That’s why, when someone shared this post by Grace Krause, which is basically a poem about work culture, I paid attention. Entitled Appropriate Channels, here’s a flavour:
We would like to remind you all
That we care deeply
About our staff and our students
And in no way do we wish to silence criticism
But please make use of the
The Appropriate Channel is tears cried at home
And not in the workplace
Please refrain from crying at your desk
As it might lower the productivity of your colleagues
Organisational culture is difficult because of the patriarchy. I selected this part of the poem, as I’ve come to realise just how problematic it is to let people know (through words, actions, or policies) that it’s not OK to cry at work. If we’re to bring our full selves to work, then emotion is part of it.
Any organisation has a culture, and that culture can be changed, for better or for worse. Restaurants are notoriously toxic places to work, which is why this article in Quartz, is interesting:
Since four-time James Beard award winner Gabrielle Hamilton opened Prune’s doors in 1999, she, along with her co-chef Ashley Merriman, have established a set of principles that help guide employees at the restaurant. According to Hamilton and Merriman, the code has a kind of transformative power. It’s helped the kitchen avoid becoming a hierarchical, top-down fiefdom—a concentration of power that innumerable chefs have abused in the past. It can turn obnoxious, entitled patrons into polite diners who are delighted to have a seat at the table. And it’s created the kind of environment where Hamilton and Merriman, along with their staff, want to spend much of their day.
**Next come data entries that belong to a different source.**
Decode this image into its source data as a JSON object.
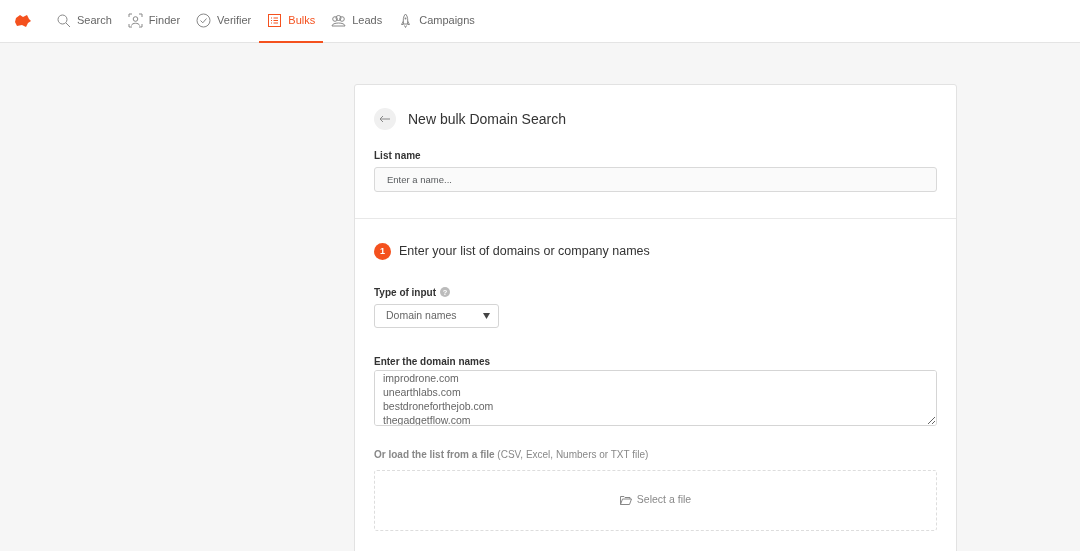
{
  "nav": {
    "items": [
      {
        "label": "Search",
        "kind": "search",
        "selected": false
      },
      {
        "label": "Finder",
        "kind": "finder",
        "selected": false
      },
      {
        "label": "Verifier",
        "kind": "verifier",
        "selected": false
      },
      {
        "label": "Bulks",
        "kind": "bulks",
        "selected": true
      },
      {
        "label": "Leads",
        "kind": "leads",
        "selected": false
      },
      {
        "label": "Campaigns",
        "kind": "campaigns",
        "selected": false
      }
    ]
  },
  "form": {
    "title": "New bulk Domain Search",
    "list_name": {
      "label": "List name",
      "placeholder": "Enter a name..."
    },
    "step": {
      "number": "1",
      "title": "Enter your list of domains or company names"
    },
    "input_type": {
      "label": "Type of input",
      "value": "Domain names",
      "help": "?"
    },
    "domains": {
      "label": "Enter the domain names",
      "lines": [
        "improdrone.com",
        "unearthlabs.com",
        "bestdroneforthejob.com",
        "thegadgetflow.com"
      ]
    },
    "file": {
      "label": "**Or load the list from a file** (CSV, Excel, Numbers or TXT file)",
      "button": "Select a file"
    }
  }
}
The five core values of their restaurant, which I think you could apply to any organisation, are:
- Be thorough and excellent in everything that you do
- Be smart and funny
- Be disarmingly honest
- Work without division of any kind
- Practise servant leadership
We live in the ‘age of burnout’, according to another article in Quartz, but there’s no reason why we can’t love the work we do. It’s all about finding the meaning behind the stuff we get done on a daily basis:
Our freedom to make meaning is both a blessing and a curse. To get somewhat existential about it, “work,” and the problems associated with it as an amorphous whole, do not exist: For the individual, only his or her work exists, and the individual is in control of that, with the very real power radically to change the situation. You could start the process of changing your job right now, today. Yes, arguments about the practicality of that choice well up fast and high. Yes, you would have to find another way to pay the bills. That doesn’t negate the fact that, fundamentally, you are free.
It’s important to remember this, that we choose to do the work we do, that we don’t have to work for a single employer, and that we can tell a different story about ourselves at any point we choose. It might not be easy, but it’s certainly doable.
Also check out:
- People Who Claim to Work 75-Hour Weeks Usually Only Work About 50 Hours (New York Magazine) — “People overestimate how often they do all sorts of things they “ought” to be doing, often by even larger margins than with work for pay.”
- Employee privacy in the US is at stake as corporate surveillance technology monitors workers’ every move (CNBC) — “In the workplace, almost any consumer privacy law can be waived. Even if companies give employees a choice about whether or not they want to participate, it’s not hard to force employees to agree.”
- Workers Should Be in Charge (Jacobin) — “Every day, private equity companies snatch up firms and strip them dry. But there’s an alternative: allow workers to buy their workplace and run it themselves.”